SUNDAY, 27 DECEMBER 2022
AUTHOR: MAXWELL COLONNA-DASHWOOD
READ TIME: APPROX. 3 MINUTES
A conversation around the potential of different coffee species has been simmering in the last few years and the success of Eugenioides at the last World Barista championship certainly stirred the pot.
Two species have made up the coffee-landscape for the majority of its history. These two species have then been broadly separated in terms of how they have been treated and understood, with Robusta representing a higher-yielding lower-value crop and Arabica representing a species with more potential value and desired cup-profile, albeit from a less hardy species.
The speciality movement has then focused on the detail and exploration of the breadth of genetic variety within the Arabica species, looking at the profiles possible from different cultivars and varieties.
There are many reasons to be interested in the potential of different species within coffee. The most obvious for the boutique sector is the potential to discover new sensory experiences, whether through a new discovery or redefining the possibilities of what already exists. The exploration of different species also introduces a level of risk-mitigation against climate change, as well as increased opportunities for cultivation in different environments compared to the more demanding conditions required for Arabica.
We met Wycliffe Sande a few years ago when he was introduced to us by a friend who was keen to connect us. Wycliffe had been working on a coffee project called Blue Turaco in his home country of Uganda. Having picked coffee as a child to pay for his schooling and food, the project is named after the birds that would sing above him in the canopy. Now based in London with his family, Wycliffe has been focusing primarily on the potential of high-quality robusta to provide a livelihood to farming communities.
On a recent trip to Uganda Wycliffe sent us back some samples and excitedly explained how he couldn’t wait for us to try some of the experimental lots they had been producing.

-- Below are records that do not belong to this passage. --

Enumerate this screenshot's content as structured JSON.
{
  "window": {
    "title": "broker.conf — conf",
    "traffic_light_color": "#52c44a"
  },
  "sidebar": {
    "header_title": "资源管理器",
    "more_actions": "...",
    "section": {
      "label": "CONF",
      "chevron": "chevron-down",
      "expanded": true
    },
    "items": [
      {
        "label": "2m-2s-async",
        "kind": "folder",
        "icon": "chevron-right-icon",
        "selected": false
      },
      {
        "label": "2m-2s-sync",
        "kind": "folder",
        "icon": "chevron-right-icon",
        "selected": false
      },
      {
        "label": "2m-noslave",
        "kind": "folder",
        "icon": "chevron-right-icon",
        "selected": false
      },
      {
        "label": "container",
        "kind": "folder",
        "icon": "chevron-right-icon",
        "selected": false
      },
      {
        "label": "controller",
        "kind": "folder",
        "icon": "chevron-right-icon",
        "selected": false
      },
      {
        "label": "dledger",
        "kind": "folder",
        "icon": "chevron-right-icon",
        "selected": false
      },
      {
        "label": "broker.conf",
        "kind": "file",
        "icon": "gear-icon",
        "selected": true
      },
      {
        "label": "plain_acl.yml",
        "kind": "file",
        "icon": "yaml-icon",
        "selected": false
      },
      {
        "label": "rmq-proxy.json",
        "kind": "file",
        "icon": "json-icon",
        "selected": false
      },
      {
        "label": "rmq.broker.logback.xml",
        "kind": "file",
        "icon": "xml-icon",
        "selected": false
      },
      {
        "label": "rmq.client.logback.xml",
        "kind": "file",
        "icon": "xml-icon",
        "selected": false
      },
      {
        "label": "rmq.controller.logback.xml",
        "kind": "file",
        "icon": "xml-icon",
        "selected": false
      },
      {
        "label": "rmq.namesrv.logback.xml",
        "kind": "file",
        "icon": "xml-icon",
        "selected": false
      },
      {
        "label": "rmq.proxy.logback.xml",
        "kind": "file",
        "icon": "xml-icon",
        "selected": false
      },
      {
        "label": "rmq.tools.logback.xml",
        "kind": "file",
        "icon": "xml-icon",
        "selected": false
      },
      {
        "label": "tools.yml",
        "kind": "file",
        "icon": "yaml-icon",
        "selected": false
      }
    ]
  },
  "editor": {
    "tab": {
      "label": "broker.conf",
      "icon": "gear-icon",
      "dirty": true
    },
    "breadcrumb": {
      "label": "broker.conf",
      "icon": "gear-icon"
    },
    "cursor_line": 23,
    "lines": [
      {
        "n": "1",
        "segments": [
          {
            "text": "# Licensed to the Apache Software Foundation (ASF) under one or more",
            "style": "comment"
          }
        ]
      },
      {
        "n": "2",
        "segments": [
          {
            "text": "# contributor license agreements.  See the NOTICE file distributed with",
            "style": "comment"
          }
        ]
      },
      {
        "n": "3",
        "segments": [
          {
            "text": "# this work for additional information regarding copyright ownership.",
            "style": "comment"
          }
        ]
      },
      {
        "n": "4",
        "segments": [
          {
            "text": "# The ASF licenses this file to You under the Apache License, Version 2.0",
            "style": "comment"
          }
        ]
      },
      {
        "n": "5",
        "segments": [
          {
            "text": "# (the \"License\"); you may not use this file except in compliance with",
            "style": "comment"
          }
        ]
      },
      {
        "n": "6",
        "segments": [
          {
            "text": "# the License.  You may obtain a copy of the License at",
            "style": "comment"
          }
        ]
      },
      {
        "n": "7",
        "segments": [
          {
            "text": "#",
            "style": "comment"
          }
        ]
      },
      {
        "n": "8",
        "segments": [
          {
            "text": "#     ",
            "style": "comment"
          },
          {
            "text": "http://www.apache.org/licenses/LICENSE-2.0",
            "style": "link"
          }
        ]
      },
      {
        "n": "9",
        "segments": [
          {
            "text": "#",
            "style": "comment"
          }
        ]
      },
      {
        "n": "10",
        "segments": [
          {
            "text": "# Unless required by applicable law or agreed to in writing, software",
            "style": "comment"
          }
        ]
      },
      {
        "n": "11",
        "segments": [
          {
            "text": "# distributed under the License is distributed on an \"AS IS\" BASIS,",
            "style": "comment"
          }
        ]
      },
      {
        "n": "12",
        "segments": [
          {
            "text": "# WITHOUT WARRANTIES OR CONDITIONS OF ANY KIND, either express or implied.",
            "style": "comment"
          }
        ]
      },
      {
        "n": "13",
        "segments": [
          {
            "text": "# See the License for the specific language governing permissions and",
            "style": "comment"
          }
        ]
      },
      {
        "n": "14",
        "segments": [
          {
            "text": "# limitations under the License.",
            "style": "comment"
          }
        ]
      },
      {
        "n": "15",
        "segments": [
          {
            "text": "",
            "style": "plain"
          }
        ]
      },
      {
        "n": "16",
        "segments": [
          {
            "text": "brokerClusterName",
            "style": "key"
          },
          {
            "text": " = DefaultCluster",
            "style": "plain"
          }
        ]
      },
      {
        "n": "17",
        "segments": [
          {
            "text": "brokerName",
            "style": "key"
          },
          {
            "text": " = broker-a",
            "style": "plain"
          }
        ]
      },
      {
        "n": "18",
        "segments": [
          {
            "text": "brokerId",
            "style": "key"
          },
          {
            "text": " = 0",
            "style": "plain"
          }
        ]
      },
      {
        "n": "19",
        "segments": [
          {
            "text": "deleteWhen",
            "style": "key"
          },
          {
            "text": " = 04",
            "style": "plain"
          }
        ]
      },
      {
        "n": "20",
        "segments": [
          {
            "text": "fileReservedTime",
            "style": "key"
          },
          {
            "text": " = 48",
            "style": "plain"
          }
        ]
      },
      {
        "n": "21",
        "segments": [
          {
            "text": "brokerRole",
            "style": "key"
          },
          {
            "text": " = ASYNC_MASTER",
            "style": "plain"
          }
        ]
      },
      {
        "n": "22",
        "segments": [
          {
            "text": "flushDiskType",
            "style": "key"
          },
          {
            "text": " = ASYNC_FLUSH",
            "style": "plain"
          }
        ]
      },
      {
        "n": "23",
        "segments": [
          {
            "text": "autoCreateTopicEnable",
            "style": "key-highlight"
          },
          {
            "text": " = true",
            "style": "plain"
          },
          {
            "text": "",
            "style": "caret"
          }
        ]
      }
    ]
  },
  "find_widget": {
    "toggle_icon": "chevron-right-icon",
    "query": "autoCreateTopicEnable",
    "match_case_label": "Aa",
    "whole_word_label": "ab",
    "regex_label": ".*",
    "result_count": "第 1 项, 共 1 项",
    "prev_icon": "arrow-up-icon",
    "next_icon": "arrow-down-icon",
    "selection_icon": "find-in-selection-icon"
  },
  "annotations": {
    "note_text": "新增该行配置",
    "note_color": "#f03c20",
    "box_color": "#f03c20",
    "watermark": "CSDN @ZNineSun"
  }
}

We tasted the coffee not knowing what it was and whilst impressed by all the cups, one in-particular stood out.
It transpired this cup was the Liberica species, which Wycliffe had recently moved his attention to cultivating. I had tasted a few of these before and found them interesting, but with more prominent cedar-like, resinous notes. This lot still had spice notes, but paired with an intriguing fruitiness and a creamy mouth-feel.
Like all species there will be variety and mutation from origin to origin. The Liberica plants are very much trees rather than shrubs, with thick trunks, far less akin to the plants of Arabica. The leaves are big and the fruit is large and fleshy. The species has been growing in the region since the 1930s and these beans were grown at 1300 meters above sea level. The coffee was naturally processed.
We were lucky to get our hands on a very small amount of this coffee and are releasing it on Monday in 100g bags.
There is a great deal of experimentation in coffee at the moment with post-picking process, plant type and more. Eugenoidies won the world barista championship but is still very challenging to grow with low yields. Robusta and Liberica are more interesting in this regard. Some experimental Robusta has been popping up in coffee competition blends and doing well. The in-cup profile potential of these species is still open to question but some of the results definitely get you thinking. Each time we sample different species the framework of how we consider a cup-profile changes. If you pick up some of the Liberica, let us know what you think.